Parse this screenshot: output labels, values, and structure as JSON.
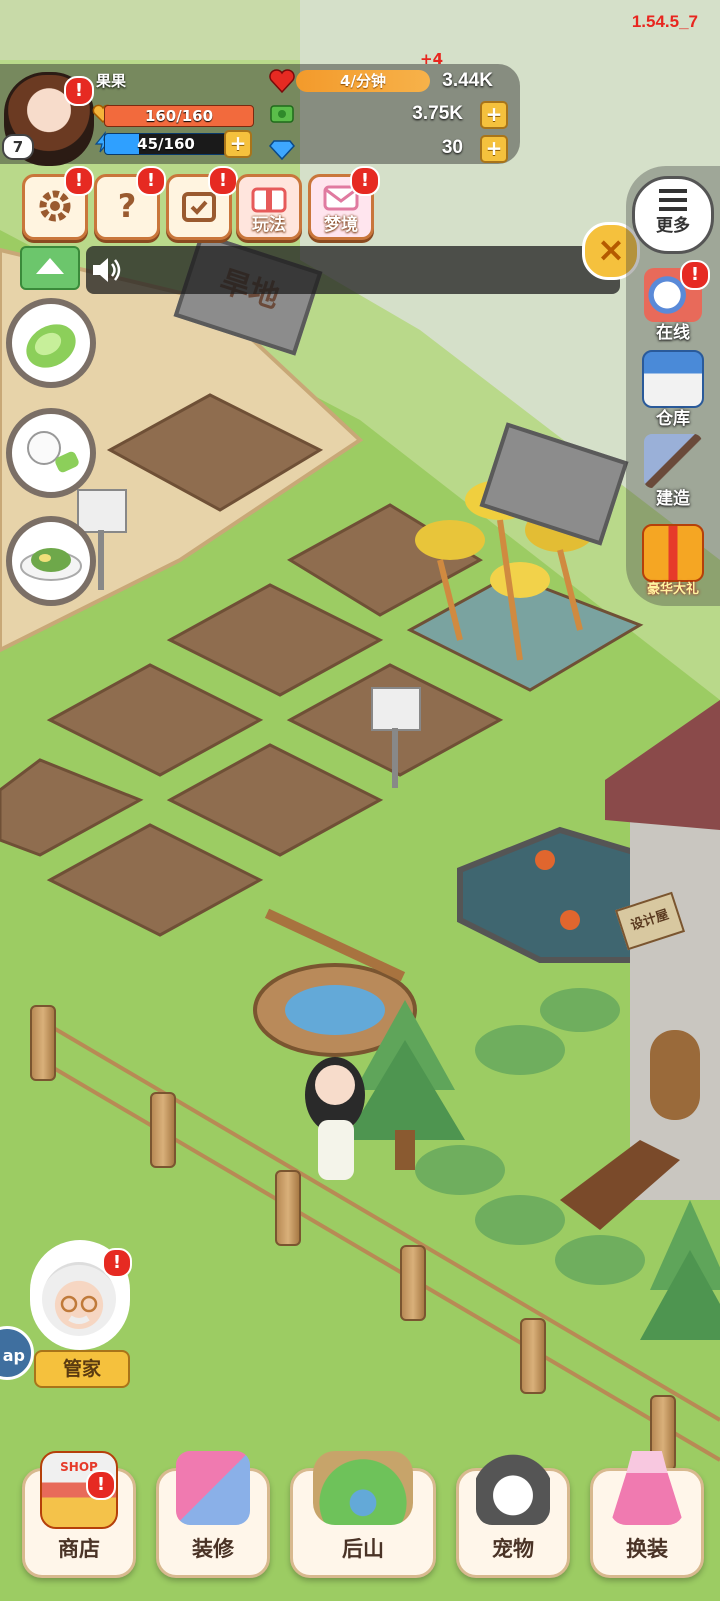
{
  "version": "1.54.5_7",
  "player": {
    "name": "果果",
    "level": "7",
    "hp": "160/160",
    "energy": "45/160",
    "energy_fraction": 0.28
  },
  "resources": {
    "heart_rate": "4/分钟",
    "heart_rate_bonus": "+4",
    "hearts": "3.44K",
    "cash": "3.75K",
    "gems": "30"
  },
  "badge_mark": "!",
  "plus_mark": "+",
  "menu": {
    "settings_icon": "gear-icon",
    "help_glyph": "?",
    "calendar_icon": "calendar-icon",
    "gameplay_label": "玩法",
    "dream_label": "梦境"
  },
  "notice": {
    "speaker_icon": "speaker-icon"
  },
  "close_glyph": "×",
  "side_menu": {
    "more_label": "更多",
    "online_label": "在线",
    "warehouse_label": "仓库",
    "build_label": "建造",
    "gift_label": "豪华大礼"
  },
  "scene": {
    "drylands_sign": "旱地",
    "designer_sign": "设计屋"
  },
  "butler": {
    "label": "管家",
    "edge_tab": "ap"
  },
  "bottom_nav": {
    "shop_label": "商店",
    "shop_sign": "SHOP",
    "decorate_label": "装修",
    "mountain_label": "后山",
    "pet_label": "宠物",
    "outfit_label": "换装"
  },
  "colors": {
    "grass": "#b9d98a",
    "soil": "#8f6d4f",
    "accent": "#f5c13d",
    "alert": "#e62a22"
  }
}
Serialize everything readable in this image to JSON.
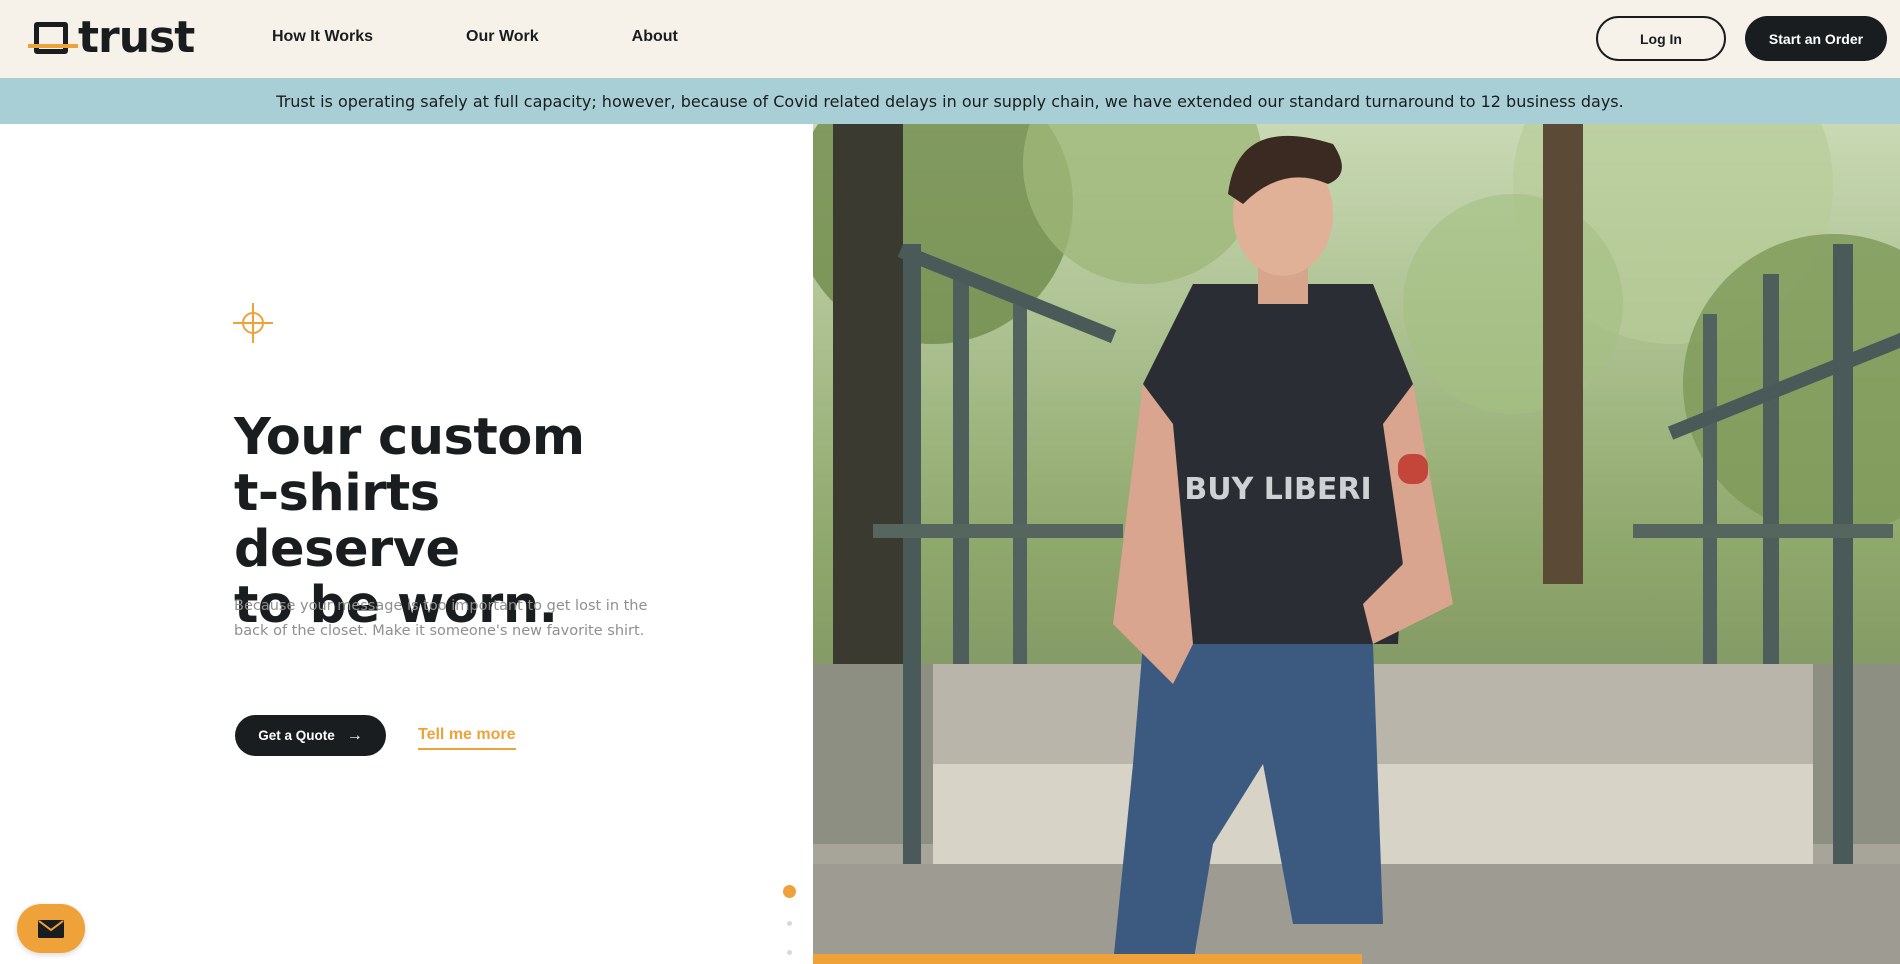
{
  "header": {
    "logo_text": "trust",
    "nav": [
      "How It Works",
      "Our Work",
      "About"
    ],
    "login_label": "Log In",
    "start_order_label": "Start an Order"
  },
  "banner": {
    "text": "Trust is operating safely at full capacity; however, because of Covid related delays in our supply chain, we have extended our standard turnaround to 12 business days."
  },
  "hero": {
    "title_lines": [
      "Your custom",
      "t-shirts deserve",
      "to be worn."
    ],
    "subtitle_lines": [
      "Because your message is too important to get lost in the",
      "back of the closet. Make it someone's new favorite shirt."
    ],
    "quote_button": "Get a Quote",
    "more_link": "Tell me more",
    "slider": {
      "total": 3,
      "active": 1,
      "progress": 0.505
    },
    "photo_shirt_text": "BUY LIBERI"
  },
  "colors": {
    "accent": "#f0a23a",
    "dark": "#1a1d1f",
    "header_bg": "#f6f2ea",
    "banner_bg": "#a9cfd6"
  },
  "icons": {
    "crosshair": "crosshair-icon",
    "chat": "envelope-icon",
    "arrow": "arrow-right-icon"
  }
}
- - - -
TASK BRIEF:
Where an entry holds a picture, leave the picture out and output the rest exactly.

TASK RESPONSE:
Parse this screenshot: output labels, values, and structure as JSON.
{
  "version": "1.54.5_7",
  "player": {
    "name": "果果",
    "level": "7",
    "hp": "160/160",
    "energy": "45/160",
    "energy_fraction": 0.28
  },
  "resources": {
    "heart_rate": "4/分钟",
    "heart_rate_bonus": "+4",
    "hearts": "3.44K",
    "cash": "3.75K",
    "gems": "30"
  },
  "badge_mark": "!",
  "plus_mark": "+",
  "menu": {
    "settings_icon": "gear-icon",
    "help_glyph": "?",
    "calendar_icon": "calendar-icon",
    "gameplay_label": "玩法",
    "dream_label": "梦境"
  },
  "notice": {
    "speaker_icon": "speaker-icon"
  },
  "close_glyph": "×",
  "side_menu": {
    "more_label": "更多",
    "online_label": "在线",
    "warehouse_label": "仓库",
    "build_label": "建造",
    "gift_label": "豪华大礼"
  },
  "scene": {
    "drylands_sign": "旱地",
    "designer_sign": "设计屋"
  },
  "butler": {
    "label": "管家",
    "edge_tab": "ap"
  },
  "bottom_nav": {
    "shop_label": "商店",
    "shop_sign": "SHOP",
    "decorate_label": "装修",
    "mountain_label": "后山",
    "pet_label": "宠物",
    "outfit_label": "换装"
  },
  "colors": {
    "grass": "#b9d98a",
    "soil": "#8f6d4f",
    "accent": "#f5c13d",
    "alert": "#e62a22"
  }
}
Serialize everything readable in this image to JSON.
{
  "header": {
    "logo_text": "trust",
    "nav": [
      "How It Works",
      "Our Work",
      "About"
    ],
    "login_label": "Log In",
    "start_order_label": "Start an Order"
  },
  "banner": {
    "text": "Trust is operating safely at full capacity; however, because of Covid related delays in our supply chain, we have extended our standard turnaround to 12 business days."
  },
  "hero": {
    "title_lines": [
      "Your custom",
      "t-shirts deserve",
      "to be worn."
    ],
    "subtitle_lines": [
      "Because your message is too important to get lost in the",
      "back of the closet. Make it someone's new favorite shirt."
    ],
    "quote_button": "Get a Quote",
    "more_link": "Tell me more",
    "slider": {
      "total": 3,
      "active": 1,
      "progress": 0.505
    },
    "photo_shirt_text": "BUY LIBERI"
  },
  "colors": {
    "accent": "#f0a23a",
    "dark": "#1a1d1f",
    "header_bg": "#f6f2ea",
    "banner_bg": "#a9cfd6"
  },
  "icons": {
    "crosshair": "crosshair-icon",
    "chat": "envelope-icon",
    "arrow": "arrow-right-icon"
  }
}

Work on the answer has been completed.